Over the past few weeks, I have wished there was something more impactful than a journal, but I don’t know what that is. Journals and Facebook Memories have taught me that writing experiences down isn’t enough — just reading about my life doesn’t make it real and doesn’t bring those memories back, but I have to try. At the beginning of my most recent relationship, I wrote many love letters. He kept them all and when I first forgot our relationship, he asked that I read them because he thought it might help. I said no at the time because even then I knew it wouldn’t, but I did end up reading them. With every note, the reality set in deeper and deeper that the woman who wrote them no longer consciously exists. Whether looking at the love notes or reading old journals, it is the most indescribably unsettling thing knowing my hand wrote these words and I have no memory of them. I have no memory of the experiences, I have no memory of the feelings, I have no memory of the love, I have no memory of writing them — as real as they all are, they are fiction to me. What else am I not remembering?
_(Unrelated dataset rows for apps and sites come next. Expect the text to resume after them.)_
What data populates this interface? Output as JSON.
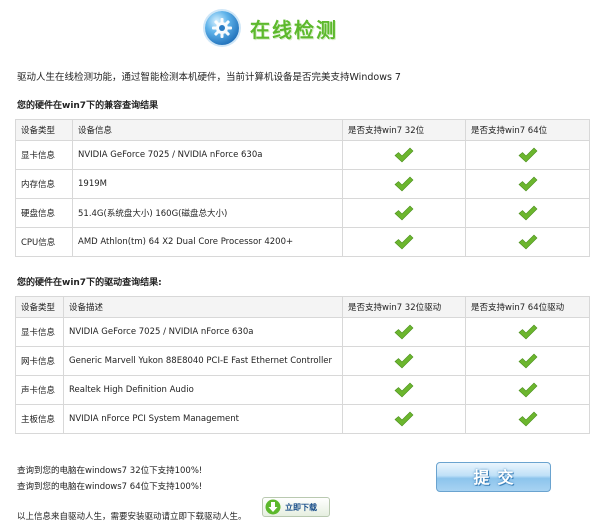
{
  "header": {
    "title": "在线检测",
    "logo_icon": "gear-icon"
  },
  "intro": "驱动人生在线检测功能，通过智能检测本机硬件，当前计算机设备是否完美支持Windows 7",
  "hardware": {
    "section_title": "您的硬件在win7下的兼容查询结果",
    "headers": [
      "设备类型",
      "设备信息",
      "是否支持win7 32位",
      "是否支持win7 64位"
    ],
    "rows": [
      {
        "type": "显卡信息",
        "info": "NVIDIA GeForce 7025 / NVIDIA nForce 630a",
        "win7_32": true,
        "win7_64": true
      },
      {
        "type": "内存信息",
        "info": "1919M",
        "win7_32": true,
        "win7_64": true
      },
      {
        "type": "硬盘信息",
        "info": "51.4G(系统盘大小) 160G(磁盘总大小)",
        "win7_32": true,
        "win7_64": true
      },
      {
        "type": "CPU信息",
        "info": "AMD Athlon(tm) 64 X2 Dual Core Processor 4200+",
        "win7_32": true,
        "win7_64": true
      }
    ]
  },
  "drivers": {
    "section_title": "您的硬件在win7下的驱动查询结果:",
    "headers": [
      "设备类型",
      "设备描述",
      "是否支持win7 32位驱动",
      "是否支持win7 64位驱动"
    ],
    "rows": [
      {
        "type": "显卡信息",
        "info": "NVIDIA GeForce 7025 / NVIDIA nForce 630a",
        "win7_32": true,
        "win7_64": true
      },
      {
        "type": "网卡信息",
        "info": "Generic Marvell Yukon 88E8040 PCI-E Fast Ethernet Controller",
        "win7_32": true,
        "win7_64": true
      },
      {
        "type": "声卡信息",
        "info": "Realtek High Definition Audio",
        "win7_32": true,
        "win7_64": true
      },
      {
        "type": "主板信息",
        "info": "NVIDIA nForce PCI System Management",
        "win7_32": true,
        "win7_64": true
      }
    ]
  },
  "summary": {
    "line_32": "查询到您的电脑在windows7 32位下支持100%!",
    "line_64": "查询到您的电脑在windows7 64位下支持100%!"
  },
  "submit_label": "提交",
  "footer": {
    "text": "以上信息来自驱动人生，需要安装驱动请立即下载驱动人生。",
    "download_label": "立即下载"
  },
  "colors": {
    "check_green": "#6cb62e",
    "title_green": "#5db92d",
    "submit_blue": "#8cc4ec"
  }
}
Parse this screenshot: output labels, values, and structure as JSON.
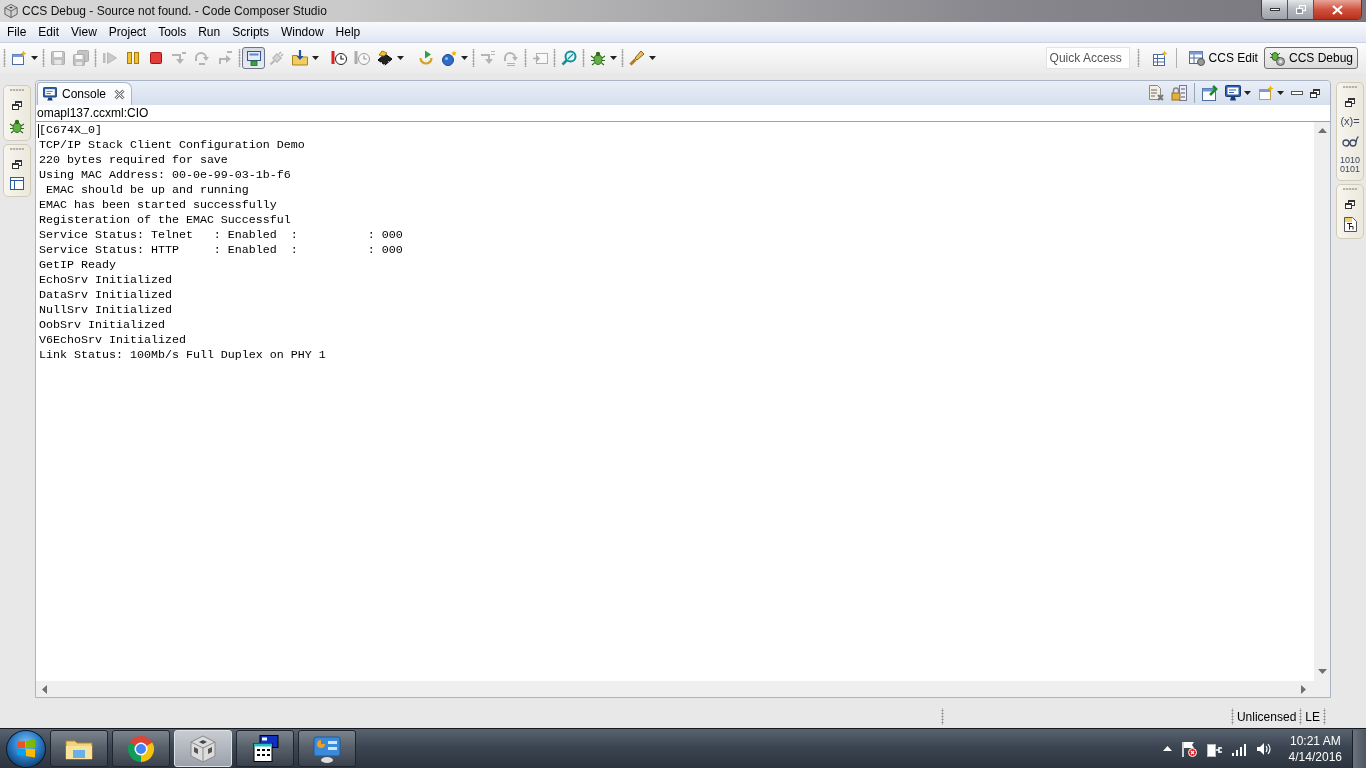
{
  "window": {
    "title": "CCS Debug - Source not found. - Code Composer Studio"
  },
  "menu_bar": [
    "File",
    "Edit",
    "View",
    "Project",
    "Tools",
    "Run",
    "Scripts",
    "Window",
    "Help"
  ],
  "toolbar": {
    "buttons": [
      {
        "disabled": false,
        "pressed": false
      },
      {
        "disabled": true,
        "pressed": false
      },
      {
        "disabled": true,
        "pressed": false
      },
      {
        "disabled": true,
        "pressed": false
      },
      {
        "disabled": false,
        "pressed": false
      },
      {
        "disabled": false,
        "pressed": false
      },
      {
        "disabled": true,
        "pressed": false
      },
      {
        "disabled": true,
        "pressed": false
      },
      {
        "disabled": true,
        "pressed": false
      },
      {
        "disabled": false,
        "pressed": true
      },
      {
        "disabled": true,
        "pressed": false
      },
      {
        "disabled": false,
        "pressed": false
      },
      {
        "disabled": false,
        "pressed": false
      },
      {
        "disabled": true,
        "pressed": false
      },
      {
        "disabled": false,
        "pressed": false
      },
      {
        "disabled": false,
        "pressed": false
      },
      {
        "disabled": false,
        "pressed": false
      },
      {
        "disabled": true,
        "pressed": false
      },
      {
        "disabled": true,
        "pressed": false
      },
      {
        "disabled": true,
        "pressed": false
      },
      {
        "disabled": false,
        "pressed": false
      },
      {
        "disabled": false,
        "pressed": false
      },
      {
        "disabled": false,
        "pressed": false
      }
    ],
    "quick_access": {
      "placeholder": "Quick Access"
    },
    "perspectives": [
      {
        "label": "CCS Edit",
        "selected": false
      },
      {
        "label": "CCS Debug",
        "selected": true
      }
    ]
  },
  "console": {
    "tab": {
      "label": "Console"
    },
    "source": "omapl137.ccxml:CIO",
    "lines": [
      "[C674X_0]",
      "TCP/IP Stack Client Configuration Demo",
      "220 bytes required for save",
      "Using MAC Address: 00-0e-99-03-1b-f6",
      " EMAC should be up and running",
      "EMAC has been started successfully",
      "Registeration of the EMAC Successful",
      "Service Status: Telnet   : Enabled  :          : 000",
      "Service Status: HTTP     : Enabled  :          : 000",
      "GetIP Ready",
      "EchoSrv Initialized",
      "DataSrv Initialized",
      "NullSrv Initialized",
      "OobSrv Initialized",
      "V6EchoSrv Initialized",
      "Link Status: 100Mb/s Full Duplex on PHY 1"
    ]
  },
  "right_trim": {
    "icon_texts": [
      "(x)=",
      "1010",
      "0101"
    ]
  },
  "status_bar": {
    "items": [
      "Unlicensed",
      "LE"
    ]
  },
  "taskbar": {
    "apps": [
      {
        "selected": false
      },
      {
        "selected": false
      },
      {
        "selected": true
      },
      {
        "selected": false
      },
      {
        "selected": false
      }
    ],
    "clock": {
      "time": "10:21 AM",
      "date": "4/14/2016"
    }
  }
}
I have cried for the woman who may wake up one day to find that her fiancé of five years isn’t there next to her simply because I wasn’t in love with him. I have cried for every version of myself that has come and gone, and in every instance I have cried for myself. At the end of every day and the start of every morning, I am left with the question that I want so badly to ask and am more terrified than ever to know the answer to: if my mind can do this — if it can separate to survive, shelter me from my past, enable me to move forward, empower me to protect others, if it can forget the love of my life — what else am I not remembering?